_Problem to solve_
Print every record exactly as it appears. Leave the pictures out.

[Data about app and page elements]

____

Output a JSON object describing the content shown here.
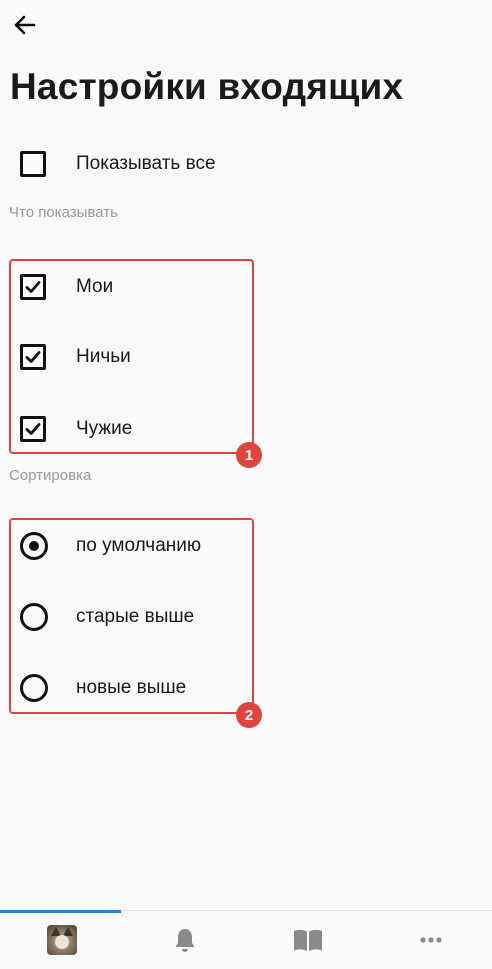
{
  "header": {
    "back_icon": "arrow-left-icon",
    "title": "Настройки входящих"
  },
  "show_all": {
    "label": "Показывать все",
    "checked": false
  },
  "what_to_show": {
    "section_label": "Что показывать",
    "items": [
      {
        "label": "Мои",
        "checked": true
      },
      {
        "label": "Ничьи",
        "checked": true
      },
      {
        "label": "Чужие",
        "checked": true
      }
    ],
    "badge": "1"
  },
  "sorting": {
    "section_label": "Сортировка",
    "options": [
      {
        "label": "по умолчанию",
        "selected": true
      },
      {
        "label": "старые выше",
        "selected": false
      },
      {
        "label": "новые выше",
        "selected": false
      }
    ],
    "badge": "2"
  },
  "bottom_nav": {
    "items": [
      {
        "icon": "avatar-icon",
        "active": true
      },
      {
        "icon": "bell-icon",
        "active": false
      },
      {
        "icon": "book-icon",
        "active": false
      },
      {
        "icon": "more-dots-icon",
        "active": false
      }
    ]
  },
  "colors": {
    "highlight": "#e0443e",
    "active_indicator": "#2b7de1",
    "icon_gray": "#8a8a8a"
  }
}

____

_Exercise output_
Output a JSON object describing the content shown here.
{
  "header": {
    "back_icon": "arrow-left-icon",
    "title": "Настройки входящих"
  },
  "show_all": {
    "label": "Показывать все",
    "checked": false
  },
  "what_to_show": {
    "section_label": "Что показывать",
    "items": [
      {
        "label": "Мои",
        "checked": true
      },
      {
        "label": "Ничьи",
        "checked": true
      },
      {
        "label": "Чужие",
        "checked": true
      }
    ],
    "badge": "1"
  },
  "sorting": {
    "section_label": "Сортировка",
    "options": [
      {
        "label": "по умолчанию",
        "selected": true
      },
      {
        "label": "старые выше",
        "selected": false
      },
      {
        "label": "новые выше",
        "selected": false
      }
    ],
    "badge": "2"
  },
  "bottom_nav": {
    "items": [
      {
        "icon": "avatar-icon",
        "active": true
      },
      {
        "icon": "bell-icon",
        "active": false
      },
      {
        "icon": "book-icon",
        "active": false
      },
      {
        "icon": "more-dots-icon",
        "active": false
      }
    ]
  },
  "colors": {
    "highlight": "#e0443e",
    "active_indicator": "#2b7de1",
    "icon_gray": "#8a8a8a"
  }
}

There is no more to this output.